- **Work instruction**
Every record below must be set down again exactly as given.

- **Record excerpts**
· · · · ·

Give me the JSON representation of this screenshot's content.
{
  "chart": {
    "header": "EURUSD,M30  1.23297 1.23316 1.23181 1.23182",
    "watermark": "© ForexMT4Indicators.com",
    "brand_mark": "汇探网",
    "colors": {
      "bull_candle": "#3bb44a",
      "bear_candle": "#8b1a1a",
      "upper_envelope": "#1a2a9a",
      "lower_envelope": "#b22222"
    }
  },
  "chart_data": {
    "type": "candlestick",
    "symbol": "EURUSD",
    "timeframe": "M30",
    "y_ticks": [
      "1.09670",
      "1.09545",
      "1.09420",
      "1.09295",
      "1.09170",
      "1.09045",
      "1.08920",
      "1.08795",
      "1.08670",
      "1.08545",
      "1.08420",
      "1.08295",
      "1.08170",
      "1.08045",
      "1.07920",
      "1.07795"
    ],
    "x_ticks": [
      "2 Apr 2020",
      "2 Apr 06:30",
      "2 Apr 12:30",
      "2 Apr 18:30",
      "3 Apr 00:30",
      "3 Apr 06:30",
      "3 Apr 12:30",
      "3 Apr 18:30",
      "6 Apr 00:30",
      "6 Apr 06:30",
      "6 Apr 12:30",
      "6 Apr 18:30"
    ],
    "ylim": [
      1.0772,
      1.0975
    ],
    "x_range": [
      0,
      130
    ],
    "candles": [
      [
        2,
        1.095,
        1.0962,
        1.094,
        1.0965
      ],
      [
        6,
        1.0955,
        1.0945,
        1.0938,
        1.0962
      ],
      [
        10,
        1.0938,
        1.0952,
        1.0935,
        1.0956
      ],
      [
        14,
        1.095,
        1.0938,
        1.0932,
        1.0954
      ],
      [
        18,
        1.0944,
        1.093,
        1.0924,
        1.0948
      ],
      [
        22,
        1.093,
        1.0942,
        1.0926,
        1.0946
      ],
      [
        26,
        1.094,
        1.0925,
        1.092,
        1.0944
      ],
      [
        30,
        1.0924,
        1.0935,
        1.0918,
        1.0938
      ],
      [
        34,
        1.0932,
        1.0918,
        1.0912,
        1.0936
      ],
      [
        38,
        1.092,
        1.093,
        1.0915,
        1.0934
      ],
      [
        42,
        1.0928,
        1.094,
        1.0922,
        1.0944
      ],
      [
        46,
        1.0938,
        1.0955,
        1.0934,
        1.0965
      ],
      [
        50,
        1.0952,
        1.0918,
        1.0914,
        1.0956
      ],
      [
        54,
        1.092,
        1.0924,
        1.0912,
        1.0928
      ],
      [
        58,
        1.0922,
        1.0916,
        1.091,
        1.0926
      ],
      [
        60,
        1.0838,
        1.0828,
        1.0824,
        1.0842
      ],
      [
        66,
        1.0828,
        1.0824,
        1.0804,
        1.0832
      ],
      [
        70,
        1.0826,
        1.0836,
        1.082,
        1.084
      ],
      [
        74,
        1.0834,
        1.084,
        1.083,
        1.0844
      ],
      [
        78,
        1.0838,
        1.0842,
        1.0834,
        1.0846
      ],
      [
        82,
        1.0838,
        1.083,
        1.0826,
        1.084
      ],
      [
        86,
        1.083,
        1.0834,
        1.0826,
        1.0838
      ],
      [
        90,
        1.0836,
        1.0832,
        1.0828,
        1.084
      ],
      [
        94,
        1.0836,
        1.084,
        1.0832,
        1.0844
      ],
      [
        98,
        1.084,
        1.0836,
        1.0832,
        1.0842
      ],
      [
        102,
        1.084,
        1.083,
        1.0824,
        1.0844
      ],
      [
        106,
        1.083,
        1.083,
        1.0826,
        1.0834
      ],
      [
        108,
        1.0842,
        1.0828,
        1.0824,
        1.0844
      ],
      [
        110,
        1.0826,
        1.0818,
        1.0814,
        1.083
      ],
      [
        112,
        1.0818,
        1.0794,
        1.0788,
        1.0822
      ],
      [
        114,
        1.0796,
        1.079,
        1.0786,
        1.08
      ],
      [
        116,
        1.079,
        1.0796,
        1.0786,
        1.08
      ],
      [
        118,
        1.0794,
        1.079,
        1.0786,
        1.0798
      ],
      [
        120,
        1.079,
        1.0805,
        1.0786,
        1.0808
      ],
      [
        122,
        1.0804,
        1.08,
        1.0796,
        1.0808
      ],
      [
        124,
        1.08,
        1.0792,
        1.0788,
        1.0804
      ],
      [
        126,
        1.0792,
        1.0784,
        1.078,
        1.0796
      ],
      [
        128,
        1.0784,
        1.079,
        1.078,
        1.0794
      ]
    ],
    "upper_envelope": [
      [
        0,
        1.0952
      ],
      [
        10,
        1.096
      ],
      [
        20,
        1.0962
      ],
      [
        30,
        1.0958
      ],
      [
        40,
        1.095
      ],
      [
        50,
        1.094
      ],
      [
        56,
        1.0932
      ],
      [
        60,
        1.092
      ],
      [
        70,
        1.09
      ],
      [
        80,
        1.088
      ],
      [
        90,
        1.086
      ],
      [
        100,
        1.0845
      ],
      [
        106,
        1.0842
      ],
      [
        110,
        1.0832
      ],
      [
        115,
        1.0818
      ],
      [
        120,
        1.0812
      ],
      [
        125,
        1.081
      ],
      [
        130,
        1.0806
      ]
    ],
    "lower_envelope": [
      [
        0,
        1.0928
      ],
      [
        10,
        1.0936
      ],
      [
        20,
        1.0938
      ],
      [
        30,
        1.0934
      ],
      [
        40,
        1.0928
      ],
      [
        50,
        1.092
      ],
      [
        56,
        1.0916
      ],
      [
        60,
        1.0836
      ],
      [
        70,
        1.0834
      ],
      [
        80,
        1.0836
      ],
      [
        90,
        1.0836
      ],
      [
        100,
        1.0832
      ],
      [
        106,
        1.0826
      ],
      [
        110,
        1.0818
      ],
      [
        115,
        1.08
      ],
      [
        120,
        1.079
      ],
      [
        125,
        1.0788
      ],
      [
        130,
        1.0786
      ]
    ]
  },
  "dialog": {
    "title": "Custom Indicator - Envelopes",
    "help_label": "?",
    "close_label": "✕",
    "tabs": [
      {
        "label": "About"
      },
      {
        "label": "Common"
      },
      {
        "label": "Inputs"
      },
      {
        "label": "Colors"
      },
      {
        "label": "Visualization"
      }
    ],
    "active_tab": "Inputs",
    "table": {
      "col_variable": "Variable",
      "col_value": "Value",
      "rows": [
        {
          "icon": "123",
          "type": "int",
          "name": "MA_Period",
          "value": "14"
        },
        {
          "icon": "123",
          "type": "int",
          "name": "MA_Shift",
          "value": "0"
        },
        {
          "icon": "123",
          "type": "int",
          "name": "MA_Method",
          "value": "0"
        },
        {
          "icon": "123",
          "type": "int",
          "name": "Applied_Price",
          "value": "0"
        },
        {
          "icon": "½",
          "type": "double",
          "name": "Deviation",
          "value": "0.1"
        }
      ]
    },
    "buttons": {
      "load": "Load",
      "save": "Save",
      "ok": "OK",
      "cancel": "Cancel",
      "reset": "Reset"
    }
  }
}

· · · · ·

- **Problem solution**
Give me the JSON representation of this screenshot's content.
{
  "chart": {
    "header": "EURUSD,M30  1.23297 1.23316 1.23181 1.23182",
    "watermark": "© ForexMT4Indicators.com",
    "brand_mark": "汇探网",
    "colors": {
      "bull_candle": "#3bb44a",
      "bear_candle": "#8b1a1a",
      "upper_envelope": "#1a2a9a",
      "lower_envelope": "#b22222"
    }
  },
  "chart_data": {
    "type": "candlestick",
    "symbol": "EURUSD",
    "timeframe": "M30",
    "y_ticks": [
      "1.09670",
      "1.09545",
      "1.09420",
      "1.09295",
      "1.09170",
      "1.09045",
      "1.08920",
      "1.08795",
      "1.08670",
      "1.08545",
      "1.08420",
      "1.08295",
      "1.08170",
      "1.08045",
      "1.07920",
      "1.07795"
    ],
    "x_ticks": [
      "2 Apr 2020",
      "2 Apr 06:30",
      "2 Apr 12:30",
      "2 Apr 18:30",
      "3 Apr 00:30",
      "3 Apr 06:30",
      "3 Apr 12:30",
      "3 Apr 18:30",
      "6 Apr 00:30",
      "6 Apr 06:30",
      "6 Apr 12:30",
      "6 Apr 18:30"
    ],
    "ylim": [
      1.0772,
      1.0975
    ],
    "x_range": [
      0,
      130
    ],
    "candles": [
      [
        2,
        1.095,
        1.0962,
        1.094,
        1.0965
      ],
      [
        6,
        1.0955,
        1.0945,
        1.0938,
        1.0962
      ],
      [
        10,
        1.0938,
        1.0952,
        1.0935,
        1.0956
      ],
      [
        14,
        1.095,
        1.0938,
        1.0932,
        1.0954
      ],
      [
        18,
        1.0944,
        1.093,
        1.0924,
        1.0948
      ],
      [
        22,
        1.093,
        1.0942,
        1.0926,
        1.0946
      ],
      [
        26,
        1.094,
        1.0925,
        1.092,
        1.0944
      ],
      [
        30,
        1.0924,
        1.0935,
        1.0918,
        1.0938
      ],
      [
        34,
        1.0932,
        1.0918,
        1.0912,
        1.0936
      ],
      [
        38,
        1.092,
        1.093,
        1.0915,
        1.0934
      ],
      [
        42,
        1.0928,
        1.094,
        1.0922,
        1.0944
      ],
      [
        46,
        1.0938,
        1.0955,
        1.0934,
        1.0965
      ],
      [
        50,
        1.0952,
        1.0918,
        1.0914,
        1.0956
      ],
      [
        54,
        1.092,
        1.0924,
        1.0912,
        1.0928
      ],
      [
        58,
        1.0922,
        1.0916,
        1.091,
        1.0926
      ],
      [
        60,
        1.0838,
        1.0828,
        1.0824,
        1.0842
      ],
      [
        66,
        1.0828,
        1.0824,
        1.0804,
        1.0832
      ],
      [
        70,
        1.0826,
        1.0836,
        1.082,
        1.084
      ],
      [
        74,
        1.0834,
        1.084,
        1.083,
        1.0844
      ],
      [
        78,
        1.0838,
        1.0842,
        1.0834,
        1.0846
      ],
      [
        82,
        1.0838,
        1.083,
        1.0826,
        1.084
      ],
      [
        86,
        1.083,
        1.0834,
        1.0826,
        1.0838
      ],
      [
        90,
        1.0836,
        1.0832,
        1.0828,
        1.084
      ],
      [
        94,
        1.0836,
        1.084,
        1.0832,
        1.0844
      ],
      [
        98,
        1.084,
        1.0836,
        1.0832,
        1.0842
      ],
      [
        102,
        1.084,
        1.083,
        1.0824,
        1.0844
      ],
      [
        106,
        1.083,
        1.083,
        1.0826,
        1.0834
      ],
      [
        108,
        1.0842,
        1.0828,
        1.0824,
        1.0844
      ],
      [
        110,
        1.0826,
        1.0818,
        1.0814,
        1.083
      ],
      [
        112,
        1.0818,
        1.0794,
        1.0788,
        1.0822
      ],
      [
        114,
        1.0796,
        1.079,
        1.0786,
        1.08
      ],
      [
        116,
        1.079,
        1.0796,
        1.0786,
        1.08
      ],
      [
        118,
        1.0794,
        1.079,
        1.0786,
        1.0798
      ],
      [
        120,
        1.079,
        1.0805,
        1.0786,
        1.0808
      ],
      [
        122,
        1.0804,
        1.08,
        1.0796,
        1.0808
      ],
      [
        124,
        1.08,
        1.0792,
        1.0788,
        1.0804
      ],
      [
        126,
        1.0792,
        1.0784,
        1.078,
        1.0796
      ],
      [
        128,
        1.0784,
        1.079,
        1.078,
        1.0794
      ]
    ],
    "upper_envelope": [
      [
        0,
        1.0952
      ],
      [
        10,
        1.096
      ],
      [
        20,
        1.0962
      ],
      [
        30,
        1.0958
      ],
      [
        40,
        1.095
      ],
      [
        50,
        1.094
      ],
      [
        56,
        1.0932
      ],
      [
        60,
        1.092
      ],
      [
        70,
        1.09
      ],
      [
        80,
        1.088
      ],
      [
        90,
        1.086
      ],
      [
        100,
        1.0845
      ],
      [
        106,
        1.0842
      ],
      [
        110,
        1.0832
      ],
      [
        115,
        1.0818
      ],
      [
        120,
        1.0812
      ],
      [
        125,
        1.081
      ],
      [
        130,
        1.0806
      ]
    ],
    "lower_envelope": [
      [
        0,
        1.0928
      ],
      [
        10,
        1.0936
      ],
      [
        20,
        1.0938
      ],
      [
        30,
        1.0934
      ],
      [
        40,
        1.0928
      ],
      [
        50,
        1.092
      ],
      [
        56,
        1.0916
      ],
      [
        60,
        1.0836
      ],
      [
        70,
        1.0834
      ],
      [
        80,
        1.0836
      ],
      [
        90,
        1.0836
      ],
      [
        100,
        1.0832
      ],
      [
        106,
        1.0826
      ],
      [
        110,
        1.0818
      ],
      [
        115,
        1.08
      ],
      [
        120,
        1.079
      ],
      [
        125,
        1.0788
      ],
      [
        130,
        1.0786
      ]
    ]
  },
  "dialog": {
    "title": "Custom Indicator - Envelopes",
    "help_label": "?",
    "close_label": "✕",
    "tabs": [
      {
        "label": "About"
      },
      {
        "label": "Common"
      },
      {
        "label": "Inputs"
      },
      {
        "label": "Colors"
      },
      {
        "label": "Visualization"
      }
    ],
    "active_tab": "Inputs",
    "table": {
      "col_variable": "Variable",
      "col_value": "Value",
      "rows": [
        {
          "icon": "123",
          "type": "int",
          "name": "MA_Period",
          "value": "14"
        },
        {
          "icon": "123",
          "type": "int",
          "name": "MA_Shift",
          "value": "0"
        },
        {
          "icon": "123",
          "type": "int",
          "name": "MA_Method",
          "value": "0"
        },
        {
          "icon": "123",
          "type": "int",
          "name": "Applied_Price",
          "value": "0"
        },
        {
          "icon": "½",
          "type": "double",
          "name": "Deviation",
          "value": "0.1"
        }
      ]
    },
    "buttons": {
      "load": "Load",
      "save": "Save",
      "ok": "OK",
      "cancel": "Cancel",
      "reset": "Reset"
    }
  }
}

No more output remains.